It is all about finding narcissists and grifters and elevating them at the expense of everyone else, particularly women.

We do not have Great Women in media logic. You have movie stars and rock stars, and even porn stars, but no Great Women.

Because they will never get that grit of traction that men get with ease.

Maclean's is wasting taxpayer money on writing about Justin Trudeau's socks -- if that is the very best they can do -- the government should cut off all that funding, and use that money to, I don't know, feed some hungry children in CAS's care.

But Great Men have the prime narrative of being Visionaries and Titans of Industry.

They never are any of those because the press looks for funny socks.

Just now, the Canadian media remembered to take a good look at murdered billionaire Barry Sherman and realize he was far from being a Great Man.

He made his fortune as a tyrant.

He liberally clogged up the courts with his lawsuits -- well over a thousand at last count.

Had he been an average citizen, a judge would have deemed him a nuisance, and prevented him from doing it again and again and again.

But because the tyrant had money, he got to terrorize anyone he didn't like.

And while he was allowed to sue to his heart's content as the prices of Apotex's generic drugs were inflated, other, poorer people -- and middle class people who became poorer as a result of being in litigation -- were dealt with a clogged court system.

And with his funds, he lavished on politicians, who all came drooling over his casket. He feted Ugly Socks as a guest of honour at one of his lobbying junkets, and was trying to quash that investigation against him.
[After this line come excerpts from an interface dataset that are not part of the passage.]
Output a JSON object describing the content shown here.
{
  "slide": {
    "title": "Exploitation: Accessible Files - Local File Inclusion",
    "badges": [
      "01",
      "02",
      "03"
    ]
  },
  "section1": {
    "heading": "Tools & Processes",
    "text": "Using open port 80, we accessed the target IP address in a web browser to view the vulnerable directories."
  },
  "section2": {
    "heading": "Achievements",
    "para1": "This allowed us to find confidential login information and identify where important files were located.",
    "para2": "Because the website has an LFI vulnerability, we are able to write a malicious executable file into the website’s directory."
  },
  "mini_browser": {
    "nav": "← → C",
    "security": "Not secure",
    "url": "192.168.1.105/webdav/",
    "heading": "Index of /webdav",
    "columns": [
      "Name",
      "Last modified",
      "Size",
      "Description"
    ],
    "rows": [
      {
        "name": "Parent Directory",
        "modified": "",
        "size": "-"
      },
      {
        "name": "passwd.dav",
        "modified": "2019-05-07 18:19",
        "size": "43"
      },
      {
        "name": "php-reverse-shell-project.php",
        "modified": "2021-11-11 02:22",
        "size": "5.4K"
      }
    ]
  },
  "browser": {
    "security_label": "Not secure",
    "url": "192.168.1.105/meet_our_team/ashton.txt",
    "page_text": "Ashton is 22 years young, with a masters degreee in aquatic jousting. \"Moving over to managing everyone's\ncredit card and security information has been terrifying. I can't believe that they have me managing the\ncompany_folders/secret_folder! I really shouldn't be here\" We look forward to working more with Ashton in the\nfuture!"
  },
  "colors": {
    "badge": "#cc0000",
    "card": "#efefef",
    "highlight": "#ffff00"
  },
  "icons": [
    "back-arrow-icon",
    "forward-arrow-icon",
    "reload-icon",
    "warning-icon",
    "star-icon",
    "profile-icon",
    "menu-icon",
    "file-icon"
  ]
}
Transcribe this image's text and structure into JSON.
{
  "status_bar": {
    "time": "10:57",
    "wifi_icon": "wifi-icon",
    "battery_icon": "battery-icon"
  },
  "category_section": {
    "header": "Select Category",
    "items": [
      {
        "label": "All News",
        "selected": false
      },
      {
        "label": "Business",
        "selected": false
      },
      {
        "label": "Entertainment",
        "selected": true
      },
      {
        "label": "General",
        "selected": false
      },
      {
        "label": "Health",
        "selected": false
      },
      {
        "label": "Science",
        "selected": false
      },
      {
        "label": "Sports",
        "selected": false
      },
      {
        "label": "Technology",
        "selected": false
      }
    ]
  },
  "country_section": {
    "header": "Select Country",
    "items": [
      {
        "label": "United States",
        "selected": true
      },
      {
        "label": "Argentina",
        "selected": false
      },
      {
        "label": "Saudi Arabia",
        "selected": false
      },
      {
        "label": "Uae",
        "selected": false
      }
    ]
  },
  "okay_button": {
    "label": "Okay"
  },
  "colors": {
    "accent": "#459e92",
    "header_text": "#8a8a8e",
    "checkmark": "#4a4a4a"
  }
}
Sherman cost this country a pretty penny, altering the lives of thousands -- from those people who had to pay more for medication than they should have, to people whose problems were delegated to the Nothing Pile by their politicians, to people who had to use the court system -- and could not afford to wait due to their own frail health caused by tragedy (Disclosure: many of whom died without ever seeing their day in court, such as my own grandmother, as you can read in a highly inaccurate, biased, not researched, and skewed article here. My grandmother's prediction was right, as she died with no resolution) -- because some vile tyrant decided to become a billionaire by misusing the courts, and being allowed to do so.

Only when he was dead, did the Canadian press let people know that, oh yeah, he was a bully...but it was all okay because he let his wife throw somebody else's money around at charities.

In 1999, American newsmagazine 60 Minutes had "The Secrecy Clause", painting Sherman in a very different light. Canadian media, for the most part, have given him the kid glove treatment. Even Canadian Business, in its February 1994 issue, had still, despite his methods, spun him as a Great Man:

Sherman is unrepentant. He's always been the smartest student, the fiercest critic, the renegade who doesn't care what others think. For him, there are no shades of gray. "We end up having to fight the multinational drug companies, our generic competitors, the federal government and often the provincial bureaucracies in order to do what is clearly in the best interests of Canadians," he says. "It sometimes feels like the whole world ends up being our adversary." Sherman against the world--you get the feeling those are the kinds of odds he likes.

So brave, so fearless!

And so never questioning the rigs: he sues, he manipulates, he gains wealth, he throws money at politicians to ensure the cycle spins in his favour.

It should have never gotten that far, and had Canadian journalists not keep looking for the next Great Man, he would have learned a humble lesson in what "shades of gray" mean: that you do not always get what you want, and you cannot keep waging war against anyone whose life requirements differ from yours.

Sherman lost his never-ending war against the very world that indulged him, and he no longer exists. The media lost its clout thanks to their never-ending boosterism, and are mere zombies.

Both had the same incurable addiction to the romantic ideal of a Great Man: the fantasy world of a hero who does whatever he wishes as he creates his empire -- no matter who he pummels or drags through the streets on his quest to oblivion.